‘You are the light of the world. A city built on a hill cannot be hidden’ (Mt. 5:14).
Imagine the astonishment of those who heard these words for the very first time. Our Lord extended their importance to universal proportions; and yet He says the same of us and to us in this our hearing. We who listen to Him today are also engaged in a work whose proportion and scope is no less universal. We are Catholic; and we are part of an enterprise of faith whose scope extends far beyond the limits even of time. ‘You are the light of the world. A city built on a hill cannot be hidden’ (Mt. 5:14). This city is the Church, established in the midst of the world and above the world. There is an ancient Christian document, the Letter to Diognetus which states in very clear terms: What the soul is to the body; that Christians are to the world. It goes on to say: As the soul is present in every part of the body, while remaining distinct from it, so Christians are found in all the cities of the world, but cannot be identified with the world…. As the soul benefits from the deprivation of food and drink, so Christians flourish under persecution. Such is the Christian’s lofty and divinely appointed function, from which he is not permitted to excuse himself.
Christians are today the most persecuted religious group in the world. And this is not only the case is Muslim majority nations like Pakistan or in North Korea; here in our own country acts of vandalism against church buildings have become an all-too-common occurrence and anti-Christian sentiments are deemed understandable. Nevertheless, we cannot excuse ourselves from our divinely appointed function. We are not our own masters. The city that we inhabit is the City of God; and all nations stream to this city for strength, instruction and protection. Let your light shine before men, so that they may see your good works and give glory to your Father in Heaven (Mt. 5:16).
This is a lofty calling and yet, we know that with the help of God’s grace, it is possible for us to be faithful to what Our Lord calls us to be and to do. Our Lord calls us not only to be virtuous but to be the salt, that is, to raise the level of flavor of every human activity and thus transform it. What is of itself insipid can be delightful if seasoned with joy and devotion. What would be irretrievably lost to the passage of time and decay can be preserved unto eternity in the Lord by the salt of Christian memory (Erasmo Leiva-Merikakis, Heart of the World, Vol. 1, p. 205). Practically, this means that we submit ourselves to process of transformation that engages each one of us personally and intimately, and in turn, the world around us by permeating the whole of our lives with the salt of Christian memory. We do this principally through the graces of the liturgical year with its feasts and commemorations, especially the commemorations of the Saints, vessels of grace and the lights of the world in their several generations. It is their precious memory that enables us to appreciate and to defend Sacred Tradition as an indispensable element of our life.
As we face the challenges posed by a globalist worldview that either relativizes these realities or negates them altogether, there is a real danger that we risk losing our unique identity and so fail in our obligation to be the light of the world.

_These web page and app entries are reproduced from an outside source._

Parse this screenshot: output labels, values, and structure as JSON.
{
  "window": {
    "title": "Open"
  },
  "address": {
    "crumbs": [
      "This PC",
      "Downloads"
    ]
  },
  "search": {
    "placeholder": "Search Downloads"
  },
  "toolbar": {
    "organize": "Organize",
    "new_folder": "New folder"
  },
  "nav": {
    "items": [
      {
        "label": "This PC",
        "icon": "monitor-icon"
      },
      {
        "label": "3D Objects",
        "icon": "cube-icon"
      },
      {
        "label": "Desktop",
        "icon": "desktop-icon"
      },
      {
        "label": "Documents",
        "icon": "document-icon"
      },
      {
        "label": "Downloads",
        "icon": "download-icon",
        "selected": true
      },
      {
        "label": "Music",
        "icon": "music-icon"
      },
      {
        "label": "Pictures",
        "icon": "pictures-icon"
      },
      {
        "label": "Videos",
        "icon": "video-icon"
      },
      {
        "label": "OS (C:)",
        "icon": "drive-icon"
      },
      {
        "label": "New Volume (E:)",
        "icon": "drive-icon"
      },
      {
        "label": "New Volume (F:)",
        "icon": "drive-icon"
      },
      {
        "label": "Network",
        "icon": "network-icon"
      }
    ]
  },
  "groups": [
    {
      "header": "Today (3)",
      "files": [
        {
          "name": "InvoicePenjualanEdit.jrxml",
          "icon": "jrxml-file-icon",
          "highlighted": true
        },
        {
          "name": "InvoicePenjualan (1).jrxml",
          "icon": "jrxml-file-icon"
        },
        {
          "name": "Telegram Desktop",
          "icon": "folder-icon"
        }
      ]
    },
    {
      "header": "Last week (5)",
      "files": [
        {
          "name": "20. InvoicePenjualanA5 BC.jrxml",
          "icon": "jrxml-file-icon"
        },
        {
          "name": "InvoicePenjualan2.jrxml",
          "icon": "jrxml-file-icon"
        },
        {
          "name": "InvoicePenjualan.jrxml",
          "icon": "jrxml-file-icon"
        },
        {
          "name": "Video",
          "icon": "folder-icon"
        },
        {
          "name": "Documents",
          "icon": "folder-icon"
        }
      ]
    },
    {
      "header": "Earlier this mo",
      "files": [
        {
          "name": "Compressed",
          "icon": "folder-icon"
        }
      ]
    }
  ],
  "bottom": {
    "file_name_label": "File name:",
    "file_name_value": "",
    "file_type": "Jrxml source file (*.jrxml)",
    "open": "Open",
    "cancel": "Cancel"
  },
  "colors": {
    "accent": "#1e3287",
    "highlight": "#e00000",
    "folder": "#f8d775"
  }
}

Tragically and inconceivably, our Sacred Tradition is also sustaining furious attacks from within the Church herself and we must not deny this state of affairs as if in so doing we are somehow disobedient or disloyal. Rather, we must counter and resist this scandalous and inexplicable development. The Church has a history and a culture and she has civilized the world by word and by example. This is why it is so important for us to be brutally honest about the forces at work both in the world – and unfortunately, in the Church herself – that would have us deny our traditions and teachings in the interests of relevance. A house divided against itself cannot stand (Cf. Mk. 3:25). We have absolutely no authority to change the traditional faith of the Church.
There is great unrest in the world and the greater culture that we inhabit has established a different ethical universe; one in which the categories of truth and goodness, logic and life are violently opposed and negated with impunity. The normalisation of degeneracy has, as inescapable consequence, not least the normalisation of more and more degeneracy and it is past time to say ‘enough’. If we wish to survive in any meaningful manner without being overwhelmed in this lawless dystopia, it is now necessary to distance ourselves intentionally and deliberately from this ungodly society, so that we might remain distinct. It was no different for the earliest Christians.
The times are such that we called to live a life of pure faith, which leans on nothing other than God Himself. As we continue to experience the diminishment of the Church amidst internal and external persecutions, only our endurance and constancy, leaning on nothing other than God Himself and our bond of faith and charity will enable us to raise the level of flavor of every human activity and thus transform it. In this light, despite the degeneracy of our times, the natural bond of marriage is still a sacramental sign of God’s faithful love for His people, the gift of human sexuality is seen as sacred, suffering lovingly and patiently borne becomes co-redemptive and a participation in the Passion of Our Lord; and we offer our bodies as a living sacrifice, holy and pleasing to God; this being our true and proper worship. So we do not conform ourselves to the pattern of this world but are transformed by the renewing of our mind (Cf. Rom. 12:1-2). ‘You are the light of the world. A city built on a hill cannot be hidden’ (Mt. 5:14). The work of God that engages us intimately and collectively is our lofty and divinely appointed function not simply for our own benefit but also for the whole world which Our Lord has redeemed with His Most Precious Blood.